Rebuilding of the north west tower in 1837 is the most recent substantial change to the cathedral fabric. Originally built in romanesque style 1070-81, a steeple was added to the original tower in 1317 by Prior Henry Eastry, but a severe storm led to removal of the steeple in 1704. Further dilapidation left the tower unstable, and during 1832-1837 it was entirely re-faced to create a twin tower to match the south west tower.
The name Arundel tower arose from the set of four bells, known as the Arundel ring, which was given by Archbishop Arundel in the 15th century. Formerly hung in the Bell Harry tower, they were removed to the north west tower in the 1440s.
What’s of interest: (click on images below to enlarge and read captions)
- the original tower with spire as depicted in Somner’s The Antiquities of Canterbury (Image 1)
- the spire-less tower as it appeared between 1704 and 1832 – the drawing is dated 1832 and appears in Lang-Sims’ Canterbury Cathedral (Image 2)

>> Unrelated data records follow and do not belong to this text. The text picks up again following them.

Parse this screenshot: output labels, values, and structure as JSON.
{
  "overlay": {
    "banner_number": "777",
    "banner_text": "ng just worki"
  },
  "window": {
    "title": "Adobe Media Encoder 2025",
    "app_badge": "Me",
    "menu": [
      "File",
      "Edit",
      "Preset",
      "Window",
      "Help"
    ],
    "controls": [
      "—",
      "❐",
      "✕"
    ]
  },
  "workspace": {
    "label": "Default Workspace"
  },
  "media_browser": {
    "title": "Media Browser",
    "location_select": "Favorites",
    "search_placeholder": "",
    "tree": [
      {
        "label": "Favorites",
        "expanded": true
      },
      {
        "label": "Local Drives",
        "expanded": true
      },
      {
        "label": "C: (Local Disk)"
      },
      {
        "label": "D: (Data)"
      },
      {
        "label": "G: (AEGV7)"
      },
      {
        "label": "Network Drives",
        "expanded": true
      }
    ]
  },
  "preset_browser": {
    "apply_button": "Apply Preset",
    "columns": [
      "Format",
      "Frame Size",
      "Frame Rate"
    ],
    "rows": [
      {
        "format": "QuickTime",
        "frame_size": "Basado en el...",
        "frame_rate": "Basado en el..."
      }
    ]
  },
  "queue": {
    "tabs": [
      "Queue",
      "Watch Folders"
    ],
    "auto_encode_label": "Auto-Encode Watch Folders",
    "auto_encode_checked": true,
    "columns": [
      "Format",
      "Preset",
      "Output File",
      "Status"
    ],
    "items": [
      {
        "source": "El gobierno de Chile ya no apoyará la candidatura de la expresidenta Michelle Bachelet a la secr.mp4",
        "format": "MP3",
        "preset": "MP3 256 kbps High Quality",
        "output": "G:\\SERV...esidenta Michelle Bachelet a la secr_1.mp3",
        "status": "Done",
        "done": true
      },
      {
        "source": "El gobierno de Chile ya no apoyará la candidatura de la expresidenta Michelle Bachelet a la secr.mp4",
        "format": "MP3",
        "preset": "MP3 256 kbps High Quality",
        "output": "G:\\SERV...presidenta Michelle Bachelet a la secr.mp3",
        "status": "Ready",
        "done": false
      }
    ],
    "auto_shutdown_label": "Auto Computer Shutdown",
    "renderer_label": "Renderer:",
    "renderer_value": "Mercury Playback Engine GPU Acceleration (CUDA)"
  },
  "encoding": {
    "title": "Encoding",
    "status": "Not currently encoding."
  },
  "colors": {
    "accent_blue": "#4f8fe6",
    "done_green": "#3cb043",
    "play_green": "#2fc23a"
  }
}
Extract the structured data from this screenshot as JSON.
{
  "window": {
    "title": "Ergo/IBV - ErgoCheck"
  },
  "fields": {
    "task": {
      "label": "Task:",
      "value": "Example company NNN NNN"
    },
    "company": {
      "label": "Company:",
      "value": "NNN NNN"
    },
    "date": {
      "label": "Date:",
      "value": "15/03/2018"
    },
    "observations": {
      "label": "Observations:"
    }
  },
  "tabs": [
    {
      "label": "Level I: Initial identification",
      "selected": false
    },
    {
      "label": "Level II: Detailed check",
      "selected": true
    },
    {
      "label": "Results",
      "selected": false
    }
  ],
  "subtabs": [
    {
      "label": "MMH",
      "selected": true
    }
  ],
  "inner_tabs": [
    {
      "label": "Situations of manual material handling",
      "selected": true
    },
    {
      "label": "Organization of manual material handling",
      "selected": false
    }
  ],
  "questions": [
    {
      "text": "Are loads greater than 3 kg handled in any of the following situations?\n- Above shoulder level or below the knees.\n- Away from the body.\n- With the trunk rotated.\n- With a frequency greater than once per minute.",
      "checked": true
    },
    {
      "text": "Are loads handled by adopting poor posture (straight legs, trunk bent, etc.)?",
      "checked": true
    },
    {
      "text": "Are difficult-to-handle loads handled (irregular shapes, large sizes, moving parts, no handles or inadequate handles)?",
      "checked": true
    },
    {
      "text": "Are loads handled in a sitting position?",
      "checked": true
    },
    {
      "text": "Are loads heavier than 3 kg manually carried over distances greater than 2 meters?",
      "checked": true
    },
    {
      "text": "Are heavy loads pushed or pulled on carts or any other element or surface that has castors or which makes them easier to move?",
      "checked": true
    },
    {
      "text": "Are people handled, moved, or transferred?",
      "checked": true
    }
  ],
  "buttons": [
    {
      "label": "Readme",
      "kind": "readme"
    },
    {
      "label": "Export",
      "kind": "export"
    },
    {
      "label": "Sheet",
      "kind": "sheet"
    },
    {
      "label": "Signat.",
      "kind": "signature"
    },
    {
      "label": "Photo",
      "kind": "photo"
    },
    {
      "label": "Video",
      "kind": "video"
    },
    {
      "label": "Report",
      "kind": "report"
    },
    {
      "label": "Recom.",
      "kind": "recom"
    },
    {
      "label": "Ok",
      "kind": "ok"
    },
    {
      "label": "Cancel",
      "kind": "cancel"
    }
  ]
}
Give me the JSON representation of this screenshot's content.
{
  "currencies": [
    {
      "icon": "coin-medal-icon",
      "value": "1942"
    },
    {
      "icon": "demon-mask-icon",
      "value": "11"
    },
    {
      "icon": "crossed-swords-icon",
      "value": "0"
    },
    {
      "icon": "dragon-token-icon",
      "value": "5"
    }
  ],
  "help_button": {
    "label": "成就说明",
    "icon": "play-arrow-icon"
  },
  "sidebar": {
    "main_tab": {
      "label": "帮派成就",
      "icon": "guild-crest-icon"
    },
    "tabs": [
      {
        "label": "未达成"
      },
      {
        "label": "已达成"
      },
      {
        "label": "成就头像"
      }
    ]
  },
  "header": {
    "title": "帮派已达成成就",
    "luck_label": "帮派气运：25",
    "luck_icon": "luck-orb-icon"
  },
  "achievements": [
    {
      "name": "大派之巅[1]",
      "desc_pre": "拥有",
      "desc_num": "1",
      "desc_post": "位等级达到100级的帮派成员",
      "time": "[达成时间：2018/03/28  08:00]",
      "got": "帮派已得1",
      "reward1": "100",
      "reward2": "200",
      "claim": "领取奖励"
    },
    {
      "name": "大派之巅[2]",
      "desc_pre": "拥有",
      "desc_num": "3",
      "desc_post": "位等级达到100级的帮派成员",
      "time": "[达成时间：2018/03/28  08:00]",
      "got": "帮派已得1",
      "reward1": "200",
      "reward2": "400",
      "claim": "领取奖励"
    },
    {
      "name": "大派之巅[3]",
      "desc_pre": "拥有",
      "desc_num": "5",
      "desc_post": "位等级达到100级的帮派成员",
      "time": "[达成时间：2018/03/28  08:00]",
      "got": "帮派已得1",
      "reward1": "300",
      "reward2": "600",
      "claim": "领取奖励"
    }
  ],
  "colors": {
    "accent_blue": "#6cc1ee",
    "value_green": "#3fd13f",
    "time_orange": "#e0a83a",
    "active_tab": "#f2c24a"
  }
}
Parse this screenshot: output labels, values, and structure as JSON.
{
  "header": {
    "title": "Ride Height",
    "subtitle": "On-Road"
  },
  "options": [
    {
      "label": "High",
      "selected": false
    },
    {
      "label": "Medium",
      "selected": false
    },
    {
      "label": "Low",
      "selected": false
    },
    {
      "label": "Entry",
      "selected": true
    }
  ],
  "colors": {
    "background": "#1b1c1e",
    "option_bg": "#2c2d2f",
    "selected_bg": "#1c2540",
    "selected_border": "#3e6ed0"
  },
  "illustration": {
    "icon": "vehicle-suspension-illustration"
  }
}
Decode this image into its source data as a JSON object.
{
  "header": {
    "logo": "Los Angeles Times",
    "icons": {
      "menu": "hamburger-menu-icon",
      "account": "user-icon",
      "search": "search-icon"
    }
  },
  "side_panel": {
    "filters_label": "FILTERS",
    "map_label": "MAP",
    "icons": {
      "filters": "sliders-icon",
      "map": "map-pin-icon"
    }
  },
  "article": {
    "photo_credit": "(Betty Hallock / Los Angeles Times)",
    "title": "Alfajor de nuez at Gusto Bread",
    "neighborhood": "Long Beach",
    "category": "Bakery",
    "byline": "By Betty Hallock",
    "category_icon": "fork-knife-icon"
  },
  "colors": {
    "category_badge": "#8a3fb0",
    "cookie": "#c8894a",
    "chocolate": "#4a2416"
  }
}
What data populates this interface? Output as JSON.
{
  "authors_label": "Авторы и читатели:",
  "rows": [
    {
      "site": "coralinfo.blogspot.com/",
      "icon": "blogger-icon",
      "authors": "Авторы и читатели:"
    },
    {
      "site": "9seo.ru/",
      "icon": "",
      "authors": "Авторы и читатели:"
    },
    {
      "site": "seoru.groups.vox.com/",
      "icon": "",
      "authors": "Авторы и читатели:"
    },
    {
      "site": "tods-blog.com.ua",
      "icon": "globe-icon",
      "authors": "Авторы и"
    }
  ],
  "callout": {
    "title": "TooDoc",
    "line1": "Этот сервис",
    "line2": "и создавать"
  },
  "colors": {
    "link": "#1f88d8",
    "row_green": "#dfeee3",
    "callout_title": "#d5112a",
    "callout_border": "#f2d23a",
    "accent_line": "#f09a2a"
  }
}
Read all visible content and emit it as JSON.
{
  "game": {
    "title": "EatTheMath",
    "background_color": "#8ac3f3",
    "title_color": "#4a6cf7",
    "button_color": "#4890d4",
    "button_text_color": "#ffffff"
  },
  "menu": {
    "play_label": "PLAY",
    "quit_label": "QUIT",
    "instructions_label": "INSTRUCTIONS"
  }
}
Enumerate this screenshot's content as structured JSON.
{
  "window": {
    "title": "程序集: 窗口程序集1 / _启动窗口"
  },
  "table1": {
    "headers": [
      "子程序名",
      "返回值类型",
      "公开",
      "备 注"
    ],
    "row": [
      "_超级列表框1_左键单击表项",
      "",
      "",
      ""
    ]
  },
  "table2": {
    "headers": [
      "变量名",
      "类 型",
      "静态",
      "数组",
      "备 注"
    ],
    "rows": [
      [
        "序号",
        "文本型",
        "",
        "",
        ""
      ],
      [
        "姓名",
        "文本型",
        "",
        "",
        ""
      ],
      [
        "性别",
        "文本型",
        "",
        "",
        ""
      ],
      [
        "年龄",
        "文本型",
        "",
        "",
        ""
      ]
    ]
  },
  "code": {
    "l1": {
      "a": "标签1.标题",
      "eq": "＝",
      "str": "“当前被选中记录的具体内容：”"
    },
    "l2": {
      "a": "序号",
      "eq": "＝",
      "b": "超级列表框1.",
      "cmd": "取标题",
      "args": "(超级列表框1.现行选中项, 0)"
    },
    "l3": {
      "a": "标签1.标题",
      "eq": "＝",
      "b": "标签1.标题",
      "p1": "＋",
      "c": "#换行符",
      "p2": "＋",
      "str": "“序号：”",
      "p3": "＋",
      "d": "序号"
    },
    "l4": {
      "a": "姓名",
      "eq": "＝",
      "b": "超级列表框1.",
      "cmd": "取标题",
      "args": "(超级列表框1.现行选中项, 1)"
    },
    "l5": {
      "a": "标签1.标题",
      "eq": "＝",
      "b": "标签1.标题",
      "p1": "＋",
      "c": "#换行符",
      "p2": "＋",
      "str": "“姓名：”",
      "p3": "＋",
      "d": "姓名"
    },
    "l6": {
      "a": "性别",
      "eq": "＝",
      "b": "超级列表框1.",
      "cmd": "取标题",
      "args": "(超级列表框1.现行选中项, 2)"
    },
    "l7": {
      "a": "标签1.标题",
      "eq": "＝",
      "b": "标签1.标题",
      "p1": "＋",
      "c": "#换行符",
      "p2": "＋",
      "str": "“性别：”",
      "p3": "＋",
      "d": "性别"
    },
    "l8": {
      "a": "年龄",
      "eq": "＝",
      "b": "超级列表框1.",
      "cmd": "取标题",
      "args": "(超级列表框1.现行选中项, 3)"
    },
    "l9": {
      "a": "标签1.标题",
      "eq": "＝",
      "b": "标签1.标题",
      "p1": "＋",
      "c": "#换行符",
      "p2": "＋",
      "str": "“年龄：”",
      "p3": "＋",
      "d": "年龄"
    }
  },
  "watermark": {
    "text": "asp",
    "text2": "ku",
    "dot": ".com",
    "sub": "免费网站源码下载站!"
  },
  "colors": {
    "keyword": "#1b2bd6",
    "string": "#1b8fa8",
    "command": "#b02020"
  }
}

- the tower as it appears today (Image 3)
Sources: Bell (2009: Lang-Sims (1979); Somner (1703)